[Excerpts from an interface dataset]

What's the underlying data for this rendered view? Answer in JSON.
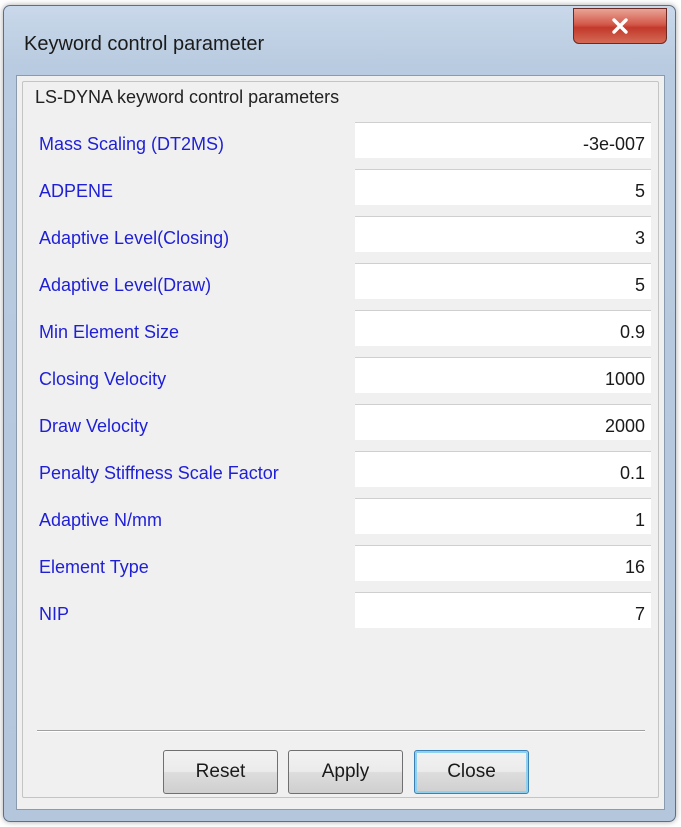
{
  "window": {
    "title": "Keyword control parameter",
    "close_icon": "close-icon"
  },
  "group": {
    "title": "LS-DYNA keyword control parameters"
  },
  "params": [
    {
      "label": "Mass Scaling (DT2MS)",
      "value": "-3e-007"
    },
    {
      "label": "ADPENE",
      "value": "5"
    },
    {
      "label": "Adaptive Level(Closing)",
      "value": "3"
    },
    {
      "label": "Adaptive Level(Draw)",
      "value": "5"
    },
    {
      "label": "Min Element Size",
      "value": "0.9"
    },
    {
      "label": "Closing Velocity",
      "value": "1000"
    },
    {
      "label": "Draw Velocity",
      "value": "2000"
    },
    {
      "label": "Penalty Stiffness Scale Factor",
      "value": "0.1"
    },
    {
      "label": "Adaptive N/mm",
      "value": "1"
    },
    {
      "label": "Element Type",
      "value": "16"
    },
    {
      "label": "NIP",
      "value": "7"
    }
  ],
  "buttons": {
    "reset": "Reset",
    "apply": "Apply",
    "close": "Close"
  },
  "colors": {
    "label": "#1f1fd6",
    "close_button": "#c2392b"
  }
}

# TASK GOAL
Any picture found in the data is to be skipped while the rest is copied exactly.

# TASK OUTPUT
What's the underlying data for this rendered view? Answer in JSON.
{
  "window": {
    "title": "Keyword control parameter",
    "close_icon": "close-icon"
  },
  "group": {
    "title": "LS-DYNA keyword control parameters"
  },
  "params": [
    {
      "label": "Mass Scaling (DT2MS)",
      "value": "-3e-007"
    },
    {
      "label": "ADPENE",
      "value": "5"
    },
    {
      "label": "Adaptive Level(Closing)",
      "value": "3"
    },
    {
      "label": "Adaptive Level(Draw)",
      "value": "5"
    },
    {
      "label": "Min Element Size",
      "value": "0.9"
    },
    {
      "label": "Closing Velocity",
      "value": "1000"
    },
    {
      "label": "Draw Velocity",
      "value": "2000"
    },
    {
      "label": "Penalty Stiffness Scale Factor",
      "value": "0.1"
    },
    {
      "label": "Adaptive N/mm",
      "value": "1"
    },
    {
      "label": "Element Type",
      "value": "16"
    },
    {
      "label": "NIP",
      "value": "7"
    }
  ],
  "buttons": {
    "reset": "Reset",
    "apply": "Apply",
    "close": "Close"
  },
  "colors": {
    "label": "#1f1fd6",
    "close_button": "#c2392b"
  }
}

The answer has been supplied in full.